The 4 Heroes of Light also features the unique, and much touted, Crown system. The game has a wide selection of magical hats that can be placed on your characters. These effectively take the place of a job system and once you earn a Crown it can be used by anyone. There are benefits to having specific abilities in your party, and anyone familiar with Final Fantasy knows you don’t want to go without a White or Dark Mage. Some unique Crowns make their way into this title, however, and the system becomes more robust as you unlock more of them.
Now, as far as the actual battle system in the game, things are fairly standard, but there’s a twist. The action is turn-based, but each character has Action Points that can be spent to perform attacks, spells, and whatnot. Each maneuver takes a certain amount of AP to use, and characters only replenish so many each turn (there are five APs available to use). Obviously, the more powerful the spell or attack, the more points will be used. Finding a balance in this system is key to survival and the system becomes quite addictive once you get the hang of it.
The 4 Heroes of Light‘s story lasts a while and it’s extended via local multiplayer. Sure you need to have friends with the game, but the system is worth checking out in and of itself.
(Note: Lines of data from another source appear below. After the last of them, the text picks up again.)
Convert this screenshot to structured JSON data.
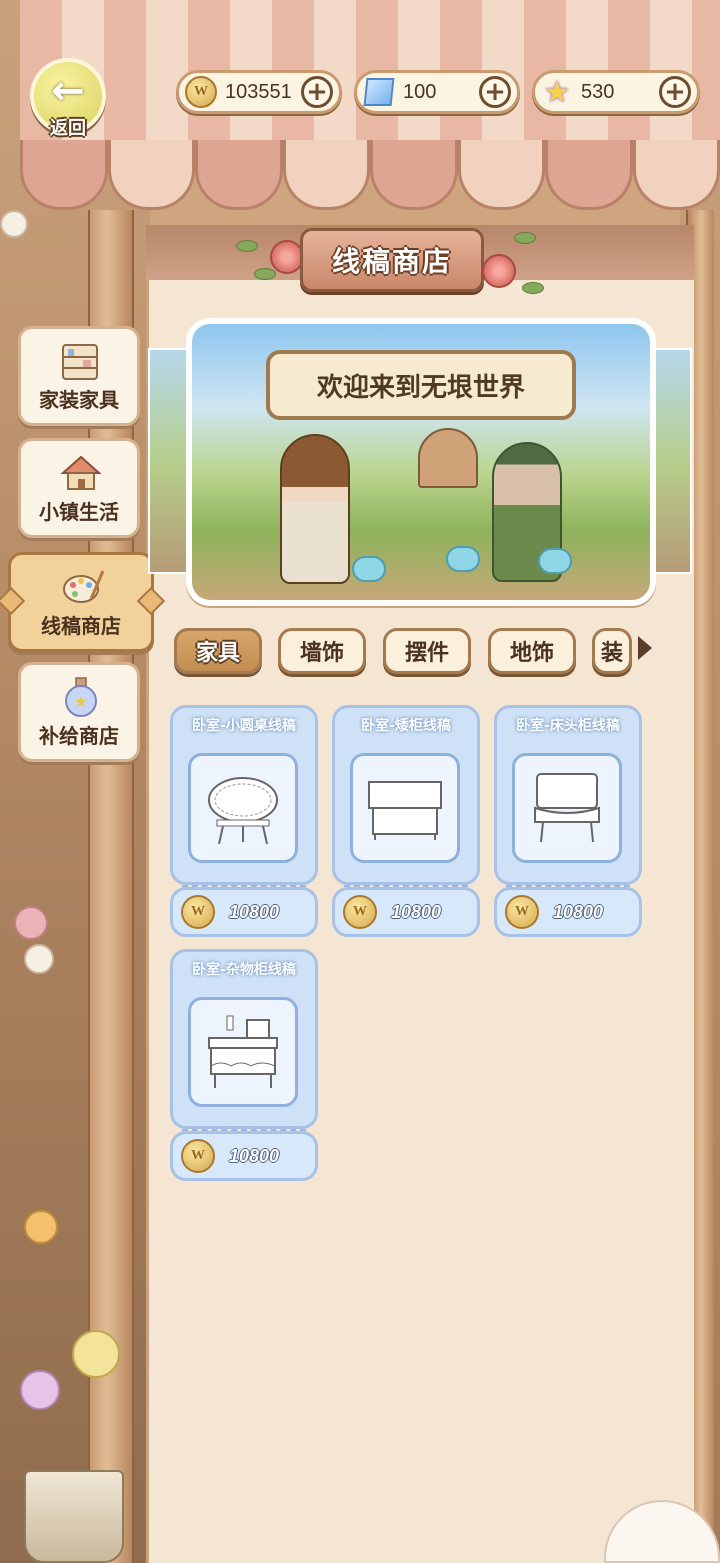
{
  "header": {
    "back_label": "返回",
    "currencies": [
      {
        "name": "coin",
        "value": "103551",
        "icon": "coin-icon"
      },
      {
        "name": "crystal",
        "value": "100",
        "icon": "crystal-cube-icon"
      },
      {
        "name": "star",
        "value": "530",
        "icon": "star-icon"
      }
    ]
  },
  "shop": {
    "title": "线稿商店",
    "banner_text": "欢迎来到无垠世界"
  },
  "sidebar": {
    "items": [
      {
        "label": "家装家具",
        "icon": "furniture-shelf-icon",
        "active": false
      },
      {
        "label": "小镇生活",
        "icon": "town-house-icon",
        "active": false
      },
      {
        "label": "线稿商店",
        "icon": "palette-icon",
        "active": true
      },
      {
        "label": "补给商店",
        "icon": "potion-bottle-icon",
        "active": false
      }
    ]
  },
  "tabs": [
    {
      "label": "家具",
      "active": true
    },
    {
      "label": "墙饰",
      "active": false
    },
    {
      "label": "摆件",
      "active": false
    },
    {
      "label": "地饰",
      "active": false
    },
    {
      "label": "装",
      "active": false
    }
  ],
  "items": [
    {
      "name": "卧室-小圆桌线稿",
      "price": "10800",
      "icon": "round-table-sketch-icon"
    },
    {
      "name": "卧室-矮柜线稿",
      "price": "10800",
      "icon": "low-cabinet-sketch-icon"
    },
    {
      "name": "卧室-床头柜线稿",
      "price": "10800",
      "icon": "nightstand-sketch-icon"
    },
    {
      "name": "卧室-杂物柜线稿",
      "price": "10800",
      "icon": "storage-shelf-sketch-icon"
    }
  ],
  "colors": {
    "card_blue": "#cfe1f6",
    "panel": "#f4e6d3",
    "active_tab": "#c38d53"
  }
}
Dragon Quest IX‘s multiplayer implementation was a little better, but it’s not a bad idea to bring along some extra muscle in your game if some friends are over.
Ultimately, Final Fantasy: The 4 Heroes of Light is a DS title that’s worth checking out. Anyone who loves classic-style RPGs will appreciate the challenge and strategic implementation, and those who appreciate the modern DS remakes of older Final Fantasy titles will want to experience this as well. It is true that things aren’t as smooth as they could have been, and some things are a little off-putting, but The 4 Heroes of Light is a winner in the end.
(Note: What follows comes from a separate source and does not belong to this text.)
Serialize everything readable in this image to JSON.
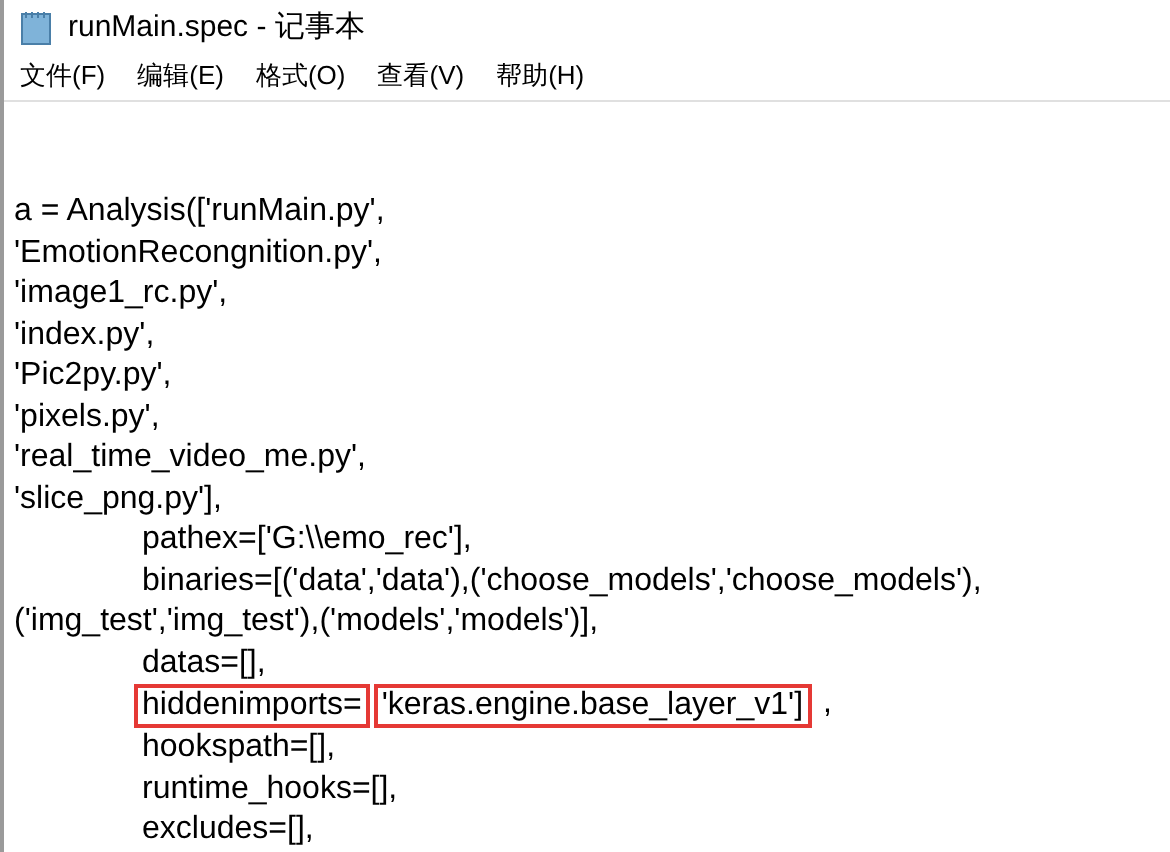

There’s a certain storybook charm to the design in Final Fantasy: The 4 Heroes of Light. Characters feature a look similar to a cross between Tactics and the other DS titles in the franchise. They are nicely animated and given a great amount of personality despite the simplistic designs. Environments aren’t quite as fortunate in the grand scheme of things, and some of the storybook-like elements just don’t fit. Enemies are nicely varied, as is the equipment such as Crowns and weaponry, and overall the game has an appealing aesthetic. As far as the sound direction in The 4 Heroes of Light, things aren’t quite as lively as they typically are with Final Fantasy. The music is hit or miss and sound effects are familiar. Overall the game just doesn’t offer an impressive audio mix.
Final Fantasy: The 4 Heroes of Light comes strongly recommended for anyone looking for an RPG with an edge. The game’s steep difficulty and learning curve, along with forced limitations that prompt excessive strategy make this one not for the faint of heart, but that should be considered a good thing. Dedicated gamers looking for a challenge and a game that keeps them on their toes will appreciate The 4 Heroes of Light. Square-Enix takes the series in new directions here and the results pay off far more often than not.
Final Fantasy: The 4 Heroes of Light is rated E10+ (Everyone 10 and older) by the ESRB for Alcohol Reference, Mild Fantasy Violence, and Mild Language.